Rosie Zaballos liked to host playtime tea parties and was sweet to everyone she met. But her older brother worried that the 16-year-old, whom her family described as “a little slow,” might someday become pregnant.
In his 30s and married, he had three kids of his own. And their mom was sick and needed help. So he took Rosie to be sterilized at a state-run hospital so she couldn’t have babies who might place an extra burden on the family.
Rose Zaballos was just 16 years old in 1939 when her brother signed her up
for a sterilization procedure at a state-run hospital so she wouldn’t have
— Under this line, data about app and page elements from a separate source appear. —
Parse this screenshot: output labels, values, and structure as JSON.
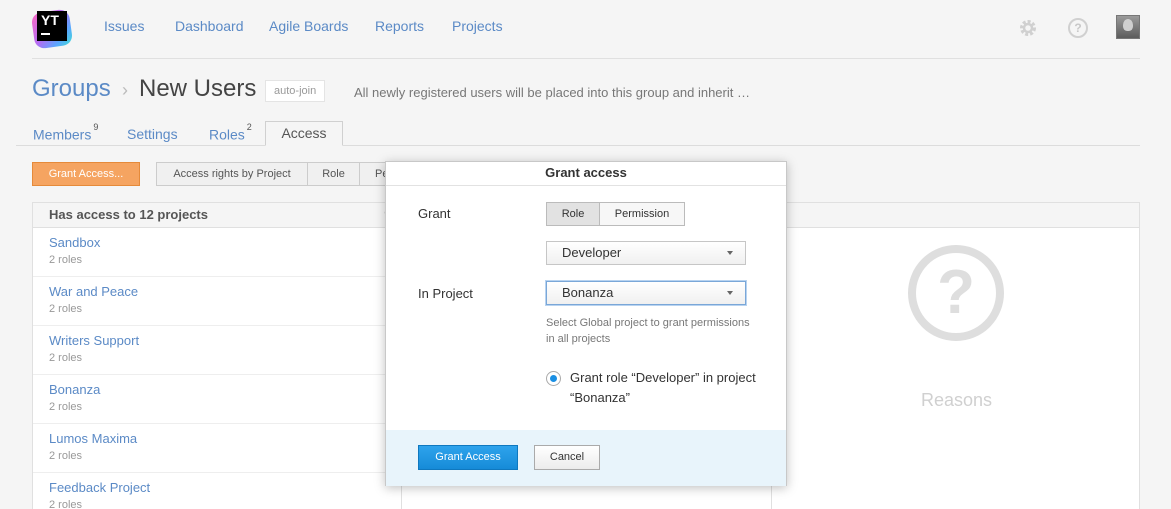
{
  "header": {
    "logo_text": "YT",
    "nav": [
      "Issues",
      "Dashboard",
      "Agile Boards",
      "Reports",
      "Projects"
    ],
    "help_glyph": "?"
  },
  "breadcrumb": {
    "root": "Groups",
    "separator": "›",
    "title": "New Users",
    "badge": "auto-join",
    "description": "All newly registered users will be placed into this group and inherit …"
  },
  "tabs": {
    "members": "Members",
    "members_count": "9",
    "settings": "Settings",
    "roles": "Roles",
    "roles_count": "2",
    "access": "Access"
  },
  "toolbar": {
    "grant_button": "Grant Access...",
    "views": [
      "Access rights by Project",
      "Role",
      "Pe"
    ]
  },
  "left_panel": {
    "header": "Has access to 12 projects",
    "projects": [
      {
        "name": "Sandbox",
        "roles": "2 roles"
      },
      {
        "name": "War and Peace",
        "roles": "2 roles"
      },
      {
        "name": "Writers Support",
        "roles": "2 roles"
      },
      {
        "name": "Bonanza",
        "roles": "2 roles"
      },
      {
        "name": "Lumos Maxima",
        "roles": "2 roles"
      },
      {
        "name": "Feedback Project",
        "roles": "2 roles"
      }
    ]
  },
  "right_panel": {
    "placeholder_glyph": "?",
    "title": "Reasons"
  },
  "dialog": {
    "title": "Grant access",
    "grant_label": "Grant",
    "toggle_role": "Role",
    "toggle_permission": "Permission",
    "role_value": "Developer",
    "project_label": "In Project",
    "project_value": "Bonanza",
    "hint": "Select Global project to grant permissions in all projects",
    "radio_label": "Grant role “Developer” in project “Bonanza”",
    "primary_button": "Grant Access",
    "cancel_button": "Cancel"
  },
  "icons": {
    "logo": "youtrack-logo-icon",
    "settings": "gear-icon",
    "help": "help-icon",
    "user": "avatar",
    "search": "search-icon",
    "reasons": "question-icon"
  },
  "colors": {
    "link": "#5b8ac6",
    "grant_button": "#f5a461",
    "primary_button": "#168bd8",
    "dialog_footer": "#e8f4fb"
  }
}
babies that might burden the family. She died during the operation.
(Courtesy of Barbara Swarr)
Rosie never came home. She died during the operation.
This painful history, recounted by Rosie’s niece, Barbara Swarr, was rarely discussed in Barbara’s family when she was growing up in a Spanish immigrant neighborhood in Hayward.
But in the past few years, Swarr, now 70, has pieced together the details of her aunt’s short life and the prevailing attitudes toward immigrants, poor people and those with disabilities that allowed more than 20,000 Californians to be sterilized under the state’s eugenics law — often without their consent — over a 70-year period in the 1900s.
“This was something nobody thought twice about. ‘If they are not all there, if they are Hispanic … make sure they don’t breed these inferiors,’” Swarr recounted with a mix of sadness and bitterness.
Across the country last century, more than 60,000 people deemed unfit to reproduce were sterilized, many against their will or without their knowledge. It was a public health strategy embraced by 32 states under eugenics laws that advocated “better breeding.” It began at state prisons in Indiana and spread to two-thirds of the country, targeting people …read more
Source:: The Mercury News